Restate the records that follow. Every word must match.

» **DATA**:
......

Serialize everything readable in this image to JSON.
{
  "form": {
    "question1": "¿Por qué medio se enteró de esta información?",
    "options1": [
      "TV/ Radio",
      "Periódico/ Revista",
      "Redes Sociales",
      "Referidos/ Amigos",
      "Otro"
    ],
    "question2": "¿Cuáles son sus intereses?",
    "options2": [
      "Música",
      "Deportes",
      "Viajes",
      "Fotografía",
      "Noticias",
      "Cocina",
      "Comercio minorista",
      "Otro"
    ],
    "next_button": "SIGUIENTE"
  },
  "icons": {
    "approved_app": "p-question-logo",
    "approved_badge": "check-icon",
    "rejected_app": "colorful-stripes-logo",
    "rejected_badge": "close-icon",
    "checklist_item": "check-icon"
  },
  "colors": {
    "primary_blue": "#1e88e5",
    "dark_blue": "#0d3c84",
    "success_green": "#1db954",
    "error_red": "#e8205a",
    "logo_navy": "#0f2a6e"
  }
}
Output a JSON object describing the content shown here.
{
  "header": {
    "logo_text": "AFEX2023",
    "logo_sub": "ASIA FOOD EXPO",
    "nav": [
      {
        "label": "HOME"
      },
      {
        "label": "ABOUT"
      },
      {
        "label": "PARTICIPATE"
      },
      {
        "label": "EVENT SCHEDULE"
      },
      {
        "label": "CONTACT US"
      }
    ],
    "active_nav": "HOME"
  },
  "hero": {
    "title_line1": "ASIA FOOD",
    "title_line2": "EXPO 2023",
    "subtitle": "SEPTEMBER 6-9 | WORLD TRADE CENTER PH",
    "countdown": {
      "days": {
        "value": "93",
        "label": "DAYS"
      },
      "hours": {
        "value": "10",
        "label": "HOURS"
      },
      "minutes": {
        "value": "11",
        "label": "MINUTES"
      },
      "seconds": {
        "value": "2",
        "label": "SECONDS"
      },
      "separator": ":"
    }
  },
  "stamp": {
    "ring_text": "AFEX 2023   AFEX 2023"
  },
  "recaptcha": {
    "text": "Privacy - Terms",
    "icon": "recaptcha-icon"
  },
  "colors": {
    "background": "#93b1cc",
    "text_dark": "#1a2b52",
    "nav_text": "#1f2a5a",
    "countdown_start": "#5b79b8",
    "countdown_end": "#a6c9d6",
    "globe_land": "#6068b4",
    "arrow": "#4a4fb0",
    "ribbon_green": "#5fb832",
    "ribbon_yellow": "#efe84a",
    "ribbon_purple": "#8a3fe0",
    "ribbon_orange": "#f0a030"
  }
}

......

» **TASK RESPONSE**:
Serialize everything readable in this image to JSON.
{
  "form": {
    "question1": "¿Por qué medio se enteró de esta información?",
    "options1": [
      "TV/ Radio",
      "Periódico/ Revista",
      "Redes Sociales",
      "Referidos/ Amigos",
      "Otro"
    ],
    "question2": "¿Cuáles son sus intereses?",
    "options2": [
      "Música",
      "Deportes",
      "Viajes",
      "Fotografía",
      "Noticias",
      "Cocina",
      "Comercio minorista",
      "Otro"
    ],
    "next_button": "SIGUIENTE"
  },
  "icons": {
    "approved_app": "p-question-logo",
    "approved_badge": "check-icon",
    "rejected_app": "colorful-stripes-logo",
    "rejected_badge": "close-icon",
    "checklist_item": "check-icon"
  },
  "colors": {
    "primary_blue": "#1e88e5",
    "dark_blue": "#0d3c84",
    "success_green": "#1db954",
    "error_red": "#e8205a",
    "logo_navy": "#0f2a6e"
  }
}
Output a JSON object describing the content shown here.
{
  "header": {
    "logo_text": "AFEX2023",
    "logo_sub": "ASIA FOOD EXPO",
    "nav": [
      {
        "label": "HOME"
      },
      {
        "label": "ABOUT"
      },
      {
        "label": "PARTICIPATE"
      },
      {
        "label": "EVENT SCHEDULE"
      },
      {
        "label": "CONTACT US"
      }
    ],
    "active_nav": "HOME"
  },
  "hero": {
    "title_line1": "ASIA FOOD",
    "title_line2": "EXPO 2023",
    "subtitle": "SEPTEMBER 6-9 | WORLD TRADE CENTER PH",
    "countdown": {
      "days": {
        "value": "93",
        "label": "DAYS"
      },
      "hours": {
        "value": "10",
        "label": "HOURS"
      },
      "minutes": {
        "value": "11",
        "label": "MINUTES"
      },
      "seconds": {
        "value": "2",
        "label": "SECONDS"
      },
      "separator": ":"
    }
  },
  "stamp": {
    "ring_text": "AFEX 2023   AFEX 2023"
  },
  "recaptcha": {
    "text": "Privacy - Terms",
    "icon": "recaptcha-icon"
  },
  "colors": {
    "background": "#93b1cc",
    "text_dark": "#1a2b52",
    "nav_text": "#1f2a5a",
    "countdown_start": "#5b79b8",
    "countdown_end": "#a6c9d6",
    "globe_land": "#6068b4",
    "arrow": "#4a4fb0",
    "ribbon_green": "#5fb832",
    "ribbon_yellow": "#efe84a",
    "ribbon_purple": "#8a3fe0",
    "ribbon_orange": "#f0a030"
  }
}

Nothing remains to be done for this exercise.